As the young males grow, their plumage gradually turns red, sometimes making the birds look rather comical in the process.

Southern Cousins

There are actually two different species in the Cardinal family. One is the our Northern Cardinal. The other is the Pyrrhuloxia, a common resident of Mexico and the extreme south
western USA.

This photo shows a female Pyrrhuloxia. The males are similar except that they have pure yellow bills and have a line of red blotches around their faces and down their fronts.

If you want to see a Pyrrhuloxia in Texas, you usually have to travel to the Rio Grande Valley or Big Bend areas. However, individual birds occasionally stray into our part of the state. In fact, the photo above is of a female that recently spent several winters on Longenbaugh Road, just west of Houston.

Saturday, July 10, 2010

Brazoria NWR (3)

In spite of the recent heavy rains, several of the ponds remained dry and birds were certainly nothing like as plentiful as they were before Hurricane Ike covered the area in saltwater. However, there were enough birds to make the visit very enjoyable. (To be honest, we would have enjoyed the visit even without any birds, because the landscape at the refuge is simply beautiful.)

The most common shorebirds were Black-necked Stilts. We came across them at every pond and also along the flooded verges of the road.

Near the shelter where we stopped to have our picnic, several Willets were nesting. I didn't notice the nests at first, but the parents' calls soon alerted me and so I backed off.

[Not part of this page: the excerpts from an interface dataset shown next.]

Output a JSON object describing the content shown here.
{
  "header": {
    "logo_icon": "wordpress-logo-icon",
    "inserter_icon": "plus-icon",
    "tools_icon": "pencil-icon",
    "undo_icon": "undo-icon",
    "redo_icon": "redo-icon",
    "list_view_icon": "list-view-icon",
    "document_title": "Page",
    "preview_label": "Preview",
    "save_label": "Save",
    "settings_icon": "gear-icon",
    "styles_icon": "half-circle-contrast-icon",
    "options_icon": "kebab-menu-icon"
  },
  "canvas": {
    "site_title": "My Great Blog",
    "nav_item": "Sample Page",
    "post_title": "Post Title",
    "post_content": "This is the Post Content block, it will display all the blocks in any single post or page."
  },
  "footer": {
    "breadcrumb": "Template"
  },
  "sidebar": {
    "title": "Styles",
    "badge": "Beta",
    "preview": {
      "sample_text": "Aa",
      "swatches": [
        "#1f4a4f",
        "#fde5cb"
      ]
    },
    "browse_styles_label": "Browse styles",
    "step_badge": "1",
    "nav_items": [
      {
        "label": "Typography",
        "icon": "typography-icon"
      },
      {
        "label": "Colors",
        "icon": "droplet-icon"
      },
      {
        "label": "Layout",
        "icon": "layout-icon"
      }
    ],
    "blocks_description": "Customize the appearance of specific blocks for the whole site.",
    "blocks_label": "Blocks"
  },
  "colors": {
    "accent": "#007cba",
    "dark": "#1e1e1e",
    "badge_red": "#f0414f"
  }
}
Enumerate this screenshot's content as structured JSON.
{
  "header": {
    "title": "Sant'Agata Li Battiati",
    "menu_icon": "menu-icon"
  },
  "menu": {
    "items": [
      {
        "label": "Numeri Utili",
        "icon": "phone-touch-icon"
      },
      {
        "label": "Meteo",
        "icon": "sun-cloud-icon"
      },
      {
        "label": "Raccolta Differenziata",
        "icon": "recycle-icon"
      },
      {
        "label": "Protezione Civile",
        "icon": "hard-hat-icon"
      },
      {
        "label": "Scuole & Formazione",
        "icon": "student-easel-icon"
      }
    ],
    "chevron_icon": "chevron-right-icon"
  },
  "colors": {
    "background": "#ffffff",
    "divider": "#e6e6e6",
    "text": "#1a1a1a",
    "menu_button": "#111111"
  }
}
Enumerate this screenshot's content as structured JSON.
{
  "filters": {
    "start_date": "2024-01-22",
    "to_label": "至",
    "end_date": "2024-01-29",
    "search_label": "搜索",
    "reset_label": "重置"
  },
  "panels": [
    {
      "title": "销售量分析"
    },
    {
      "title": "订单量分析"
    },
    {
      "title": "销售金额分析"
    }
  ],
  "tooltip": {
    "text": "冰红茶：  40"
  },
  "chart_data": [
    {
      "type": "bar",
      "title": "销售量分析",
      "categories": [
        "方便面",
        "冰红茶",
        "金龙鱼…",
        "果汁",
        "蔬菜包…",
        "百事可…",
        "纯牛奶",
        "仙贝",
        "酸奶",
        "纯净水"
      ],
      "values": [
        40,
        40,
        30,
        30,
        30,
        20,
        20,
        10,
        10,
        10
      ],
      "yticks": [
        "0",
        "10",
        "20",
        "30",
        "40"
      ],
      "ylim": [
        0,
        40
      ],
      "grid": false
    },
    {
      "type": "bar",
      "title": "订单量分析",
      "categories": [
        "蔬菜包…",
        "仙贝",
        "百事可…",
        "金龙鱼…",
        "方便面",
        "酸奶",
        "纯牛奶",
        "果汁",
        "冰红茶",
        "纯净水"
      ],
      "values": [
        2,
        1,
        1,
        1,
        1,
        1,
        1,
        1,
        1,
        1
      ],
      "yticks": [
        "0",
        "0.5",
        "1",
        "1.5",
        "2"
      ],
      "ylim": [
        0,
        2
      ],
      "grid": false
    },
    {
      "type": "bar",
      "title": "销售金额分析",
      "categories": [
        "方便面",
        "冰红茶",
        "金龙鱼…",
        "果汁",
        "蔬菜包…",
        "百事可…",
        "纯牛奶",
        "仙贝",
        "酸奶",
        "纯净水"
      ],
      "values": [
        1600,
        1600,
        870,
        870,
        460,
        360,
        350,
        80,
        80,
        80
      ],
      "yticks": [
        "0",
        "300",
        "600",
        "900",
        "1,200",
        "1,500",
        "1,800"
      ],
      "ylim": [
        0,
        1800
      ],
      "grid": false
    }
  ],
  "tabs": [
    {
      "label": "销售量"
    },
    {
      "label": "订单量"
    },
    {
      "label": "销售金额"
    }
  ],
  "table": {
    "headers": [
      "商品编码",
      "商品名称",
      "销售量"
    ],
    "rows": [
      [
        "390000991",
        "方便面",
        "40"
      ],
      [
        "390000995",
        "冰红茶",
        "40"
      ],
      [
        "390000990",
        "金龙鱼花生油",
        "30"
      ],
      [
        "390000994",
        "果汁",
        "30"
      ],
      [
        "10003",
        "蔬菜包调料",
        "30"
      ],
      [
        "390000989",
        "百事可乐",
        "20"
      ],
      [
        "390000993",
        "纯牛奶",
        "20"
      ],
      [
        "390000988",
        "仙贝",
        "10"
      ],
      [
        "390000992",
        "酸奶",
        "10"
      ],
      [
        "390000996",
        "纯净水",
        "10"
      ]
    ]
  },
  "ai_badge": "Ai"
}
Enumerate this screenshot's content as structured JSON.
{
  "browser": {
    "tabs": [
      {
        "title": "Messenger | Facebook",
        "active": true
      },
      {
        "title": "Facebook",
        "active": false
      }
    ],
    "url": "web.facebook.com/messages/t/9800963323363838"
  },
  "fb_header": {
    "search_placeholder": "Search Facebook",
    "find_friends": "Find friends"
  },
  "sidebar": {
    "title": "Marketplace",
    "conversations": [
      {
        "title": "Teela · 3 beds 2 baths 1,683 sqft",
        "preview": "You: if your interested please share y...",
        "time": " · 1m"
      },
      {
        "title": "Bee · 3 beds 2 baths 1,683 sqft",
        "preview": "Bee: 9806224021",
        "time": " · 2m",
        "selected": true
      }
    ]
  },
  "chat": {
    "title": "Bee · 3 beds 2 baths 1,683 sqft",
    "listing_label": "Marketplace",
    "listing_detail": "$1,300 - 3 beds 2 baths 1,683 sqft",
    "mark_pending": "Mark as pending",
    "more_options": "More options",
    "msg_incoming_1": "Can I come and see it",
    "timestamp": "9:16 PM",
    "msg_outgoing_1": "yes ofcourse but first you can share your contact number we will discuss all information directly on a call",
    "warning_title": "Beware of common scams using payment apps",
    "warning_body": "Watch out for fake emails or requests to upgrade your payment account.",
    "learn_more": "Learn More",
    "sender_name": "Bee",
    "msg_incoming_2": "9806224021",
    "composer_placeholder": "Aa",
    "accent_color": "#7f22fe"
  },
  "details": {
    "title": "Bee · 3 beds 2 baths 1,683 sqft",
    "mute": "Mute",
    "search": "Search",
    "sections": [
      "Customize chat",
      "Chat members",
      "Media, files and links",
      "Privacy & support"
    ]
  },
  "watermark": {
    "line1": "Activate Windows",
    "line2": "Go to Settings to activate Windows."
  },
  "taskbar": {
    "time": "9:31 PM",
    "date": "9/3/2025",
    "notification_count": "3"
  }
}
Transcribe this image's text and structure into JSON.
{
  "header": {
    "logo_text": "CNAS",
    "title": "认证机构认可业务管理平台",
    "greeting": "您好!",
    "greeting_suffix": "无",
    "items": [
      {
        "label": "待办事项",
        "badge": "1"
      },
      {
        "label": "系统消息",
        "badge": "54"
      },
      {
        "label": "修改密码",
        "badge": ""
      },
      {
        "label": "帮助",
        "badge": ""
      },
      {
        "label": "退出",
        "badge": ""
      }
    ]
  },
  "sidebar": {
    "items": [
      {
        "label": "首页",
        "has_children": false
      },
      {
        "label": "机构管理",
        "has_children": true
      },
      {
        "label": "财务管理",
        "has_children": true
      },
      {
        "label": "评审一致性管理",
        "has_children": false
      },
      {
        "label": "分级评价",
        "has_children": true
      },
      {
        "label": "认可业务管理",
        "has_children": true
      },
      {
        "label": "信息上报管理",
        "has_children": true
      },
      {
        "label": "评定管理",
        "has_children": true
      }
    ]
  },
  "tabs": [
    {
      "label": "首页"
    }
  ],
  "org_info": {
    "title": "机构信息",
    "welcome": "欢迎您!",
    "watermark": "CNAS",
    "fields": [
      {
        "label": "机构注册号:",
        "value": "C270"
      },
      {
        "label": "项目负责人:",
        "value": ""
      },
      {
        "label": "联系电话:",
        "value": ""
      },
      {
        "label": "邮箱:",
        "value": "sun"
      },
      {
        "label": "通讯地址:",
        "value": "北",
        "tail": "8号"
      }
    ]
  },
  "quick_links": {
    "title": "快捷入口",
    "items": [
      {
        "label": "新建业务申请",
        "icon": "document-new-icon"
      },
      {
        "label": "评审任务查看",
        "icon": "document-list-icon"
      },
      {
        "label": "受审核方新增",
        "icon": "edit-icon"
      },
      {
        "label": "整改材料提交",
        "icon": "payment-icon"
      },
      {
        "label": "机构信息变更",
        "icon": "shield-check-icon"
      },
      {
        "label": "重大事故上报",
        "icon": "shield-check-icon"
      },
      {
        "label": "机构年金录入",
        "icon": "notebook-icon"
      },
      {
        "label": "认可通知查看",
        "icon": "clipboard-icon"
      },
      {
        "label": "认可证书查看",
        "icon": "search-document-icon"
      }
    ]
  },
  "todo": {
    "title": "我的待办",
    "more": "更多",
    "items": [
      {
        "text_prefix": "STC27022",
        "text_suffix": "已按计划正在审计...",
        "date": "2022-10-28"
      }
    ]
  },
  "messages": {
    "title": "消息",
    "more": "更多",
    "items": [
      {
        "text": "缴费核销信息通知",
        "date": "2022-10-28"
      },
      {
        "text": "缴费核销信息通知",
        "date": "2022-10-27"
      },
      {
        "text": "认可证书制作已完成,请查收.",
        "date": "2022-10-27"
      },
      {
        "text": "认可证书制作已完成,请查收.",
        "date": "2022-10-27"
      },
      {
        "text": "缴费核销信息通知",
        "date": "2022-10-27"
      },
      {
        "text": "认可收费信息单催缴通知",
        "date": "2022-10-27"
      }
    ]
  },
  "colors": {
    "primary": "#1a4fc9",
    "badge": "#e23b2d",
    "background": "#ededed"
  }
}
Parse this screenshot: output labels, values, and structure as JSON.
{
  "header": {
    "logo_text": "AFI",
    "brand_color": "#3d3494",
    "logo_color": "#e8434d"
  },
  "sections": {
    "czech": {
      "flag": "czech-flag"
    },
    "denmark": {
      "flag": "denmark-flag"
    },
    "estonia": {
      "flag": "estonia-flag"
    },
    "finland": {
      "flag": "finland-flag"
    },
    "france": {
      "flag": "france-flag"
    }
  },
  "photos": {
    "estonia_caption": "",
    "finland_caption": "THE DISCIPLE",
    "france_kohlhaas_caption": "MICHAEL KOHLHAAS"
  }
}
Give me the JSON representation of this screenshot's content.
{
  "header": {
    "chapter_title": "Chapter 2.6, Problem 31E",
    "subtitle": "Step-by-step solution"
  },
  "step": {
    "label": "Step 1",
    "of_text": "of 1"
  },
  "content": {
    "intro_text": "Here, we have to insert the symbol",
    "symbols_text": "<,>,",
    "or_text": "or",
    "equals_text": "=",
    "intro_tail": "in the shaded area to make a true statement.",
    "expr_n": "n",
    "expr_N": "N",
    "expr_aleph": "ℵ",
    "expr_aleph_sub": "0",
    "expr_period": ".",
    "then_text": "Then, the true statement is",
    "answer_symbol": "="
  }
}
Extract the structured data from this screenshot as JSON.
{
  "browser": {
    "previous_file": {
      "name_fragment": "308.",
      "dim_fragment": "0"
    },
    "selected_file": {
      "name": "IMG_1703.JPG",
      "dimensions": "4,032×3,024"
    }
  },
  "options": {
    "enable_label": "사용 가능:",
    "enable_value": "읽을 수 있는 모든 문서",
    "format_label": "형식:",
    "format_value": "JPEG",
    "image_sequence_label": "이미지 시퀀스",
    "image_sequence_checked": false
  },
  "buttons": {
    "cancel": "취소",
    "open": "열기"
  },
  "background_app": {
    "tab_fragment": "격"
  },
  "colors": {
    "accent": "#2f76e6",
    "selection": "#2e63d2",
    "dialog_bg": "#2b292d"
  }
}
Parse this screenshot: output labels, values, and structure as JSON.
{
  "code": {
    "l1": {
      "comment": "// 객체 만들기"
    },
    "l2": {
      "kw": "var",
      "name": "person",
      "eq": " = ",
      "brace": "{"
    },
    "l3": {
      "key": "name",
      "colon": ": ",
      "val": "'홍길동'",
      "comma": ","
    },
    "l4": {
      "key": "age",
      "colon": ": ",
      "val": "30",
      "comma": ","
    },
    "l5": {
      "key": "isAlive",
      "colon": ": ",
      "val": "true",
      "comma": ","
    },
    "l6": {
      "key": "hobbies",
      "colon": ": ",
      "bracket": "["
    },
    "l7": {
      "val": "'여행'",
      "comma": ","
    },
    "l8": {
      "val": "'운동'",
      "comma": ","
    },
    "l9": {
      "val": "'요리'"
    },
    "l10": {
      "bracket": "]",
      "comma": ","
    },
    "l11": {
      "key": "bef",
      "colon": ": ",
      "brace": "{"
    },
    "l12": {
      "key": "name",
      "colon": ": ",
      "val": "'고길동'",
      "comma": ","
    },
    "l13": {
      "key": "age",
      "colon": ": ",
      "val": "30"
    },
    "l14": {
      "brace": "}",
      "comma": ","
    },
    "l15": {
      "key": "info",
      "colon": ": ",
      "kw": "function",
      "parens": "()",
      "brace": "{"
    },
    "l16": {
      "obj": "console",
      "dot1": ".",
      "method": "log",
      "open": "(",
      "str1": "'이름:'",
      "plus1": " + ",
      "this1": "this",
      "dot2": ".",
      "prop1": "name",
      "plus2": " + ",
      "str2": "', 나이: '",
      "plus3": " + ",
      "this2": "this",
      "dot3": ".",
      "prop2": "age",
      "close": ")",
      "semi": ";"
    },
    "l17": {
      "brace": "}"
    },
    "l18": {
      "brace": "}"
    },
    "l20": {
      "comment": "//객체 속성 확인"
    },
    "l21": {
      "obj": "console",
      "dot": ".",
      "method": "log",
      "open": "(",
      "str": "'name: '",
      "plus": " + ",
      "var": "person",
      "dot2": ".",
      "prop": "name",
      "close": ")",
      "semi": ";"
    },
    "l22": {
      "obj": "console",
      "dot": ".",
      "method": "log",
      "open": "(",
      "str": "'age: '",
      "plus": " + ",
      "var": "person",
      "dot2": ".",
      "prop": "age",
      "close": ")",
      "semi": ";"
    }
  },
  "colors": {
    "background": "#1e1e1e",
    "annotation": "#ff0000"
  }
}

While we were having lunch, we were able to watch several adult and juvenile Yellow-crowned Night Herons feeding among the marsh grasses. This species must have had an extremely successful breeding season because we have seen lots of juveniles everywhere we have birded recently.

On this occasion, the adults and juveniles were accompanied by what looked like a very young chick.

We had been sitting at the shelter for some time before Deanne noticed that a Barn Swallow was nesting under the structure's roof.

The parent seemed totally unconcerned by our presence.

Nearby a couple of Black Terns were busy fishing.

As you would expect in our area at this time of year, there were frequent flyovers by Black-bellied Whistling Ducks.

If every year is good for these ducks, this year seems to have been a particularly good one for Common Nighthawks: I've seen more in the past few months than in all of the years I've been birdwatching.

Our drive out of the refuge was punctuated with stops to admire numerous Eastern Meadowlarks and Red-winged Blackbirds, as well as several Dickcissels, a species we had never previously seen at Brazoria.